In my last tutorial I showed you how to convert text-based numbers to numeric values. Not only were the numbers stored as text, they also had the comma and decimal point reversed (at least they did for my UK customer).
If you missed the tutorial or want a reminder, you can click here to read it.
Anyway, a follow-up question was posed…
“All the numbers in the example contain a single comma. What if there were multiple commas and can the formula be flexible to account for any number of commas?”
As you can see from the screenshot below, the function in column D replaces ONLY THE SECOND comma (in column C) with a full stop/period. The function in E13 generates an error because it tries to convert what is in D13 to a number but what is in D13 isn’t a number.
I found a solution to this problem as follows:
Up to Column C, the formulas are the same as those in the original spreadsheet:
Ultimately, I need to replace the LAST comma with a decimal point. The function in column D counts the number of commas in the corresponding cell in column C.

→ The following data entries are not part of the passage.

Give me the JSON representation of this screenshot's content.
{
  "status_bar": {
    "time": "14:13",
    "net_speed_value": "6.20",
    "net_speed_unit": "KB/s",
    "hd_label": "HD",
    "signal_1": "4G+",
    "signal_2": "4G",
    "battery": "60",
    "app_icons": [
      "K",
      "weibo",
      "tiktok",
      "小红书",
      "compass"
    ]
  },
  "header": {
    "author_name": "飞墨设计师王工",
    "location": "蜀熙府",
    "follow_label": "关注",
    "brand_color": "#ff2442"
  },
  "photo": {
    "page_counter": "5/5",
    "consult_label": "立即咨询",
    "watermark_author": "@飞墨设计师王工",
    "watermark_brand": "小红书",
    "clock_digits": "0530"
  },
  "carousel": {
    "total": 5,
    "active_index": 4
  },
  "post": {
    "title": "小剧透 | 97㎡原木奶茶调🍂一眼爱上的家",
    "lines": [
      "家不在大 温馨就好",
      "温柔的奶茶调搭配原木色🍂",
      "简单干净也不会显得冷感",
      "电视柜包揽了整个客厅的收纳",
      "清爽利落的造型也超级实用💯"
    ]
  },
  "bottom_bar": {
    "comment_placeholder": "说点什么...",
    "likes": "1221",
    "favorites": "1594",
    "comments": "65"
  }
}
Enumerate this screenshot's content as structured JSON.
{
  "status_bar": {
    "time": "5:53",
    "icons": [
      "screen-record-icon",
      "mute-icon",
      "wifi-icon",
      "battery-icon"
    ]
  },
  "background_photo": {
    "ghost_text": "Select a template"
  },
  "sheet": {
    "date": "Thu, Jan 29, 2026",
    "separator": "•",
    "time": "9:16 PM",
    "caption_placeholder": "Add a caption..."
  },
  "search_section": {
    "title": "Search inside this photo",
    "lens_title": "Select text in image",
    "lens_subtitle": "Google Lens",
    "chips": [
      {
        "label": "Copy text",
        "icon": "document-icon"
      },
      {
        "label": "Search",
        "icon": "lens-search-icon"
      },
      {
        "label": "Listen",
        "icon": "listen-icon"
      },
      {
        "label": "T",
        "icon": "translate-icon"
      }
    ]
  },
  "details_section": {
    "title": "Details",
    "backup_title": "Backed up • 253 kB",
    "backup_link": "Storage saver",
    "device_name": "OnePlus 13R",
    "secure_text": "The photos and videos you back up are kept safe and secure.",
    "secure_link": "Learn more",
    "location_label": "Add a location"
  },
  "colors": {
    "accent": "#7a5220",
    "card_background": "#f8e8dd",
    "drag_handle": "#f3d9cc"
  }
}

The LEN function counts the number of characters in a cell (general note – it DOES include spaces – I’m always being asked that one)
The SUBSTITUTE function substitutes one character with another – in this example it replaces a comma with nothing – in other words, it’s actually removing the commas…
So 120,000,000,000 becomes 120000000000
LEN(SUBSTITUTE(C2,”,”,””)) counts the number of characters in the resulting string
So using some logical thinking, the difference between LEN(C2) and LEN(SUBSTITUTE(C2,”,”,””)) is the number of commas in the string.
The function in E2 has been amended. Originally it was
The final argument (2), indicated that I wanted to replace the SECOND occurrence of a comma with a decimal point
The function now refers to D2 to determine which comma to replace
So this function counts the number of characters in C2 and subtracts the number of commas.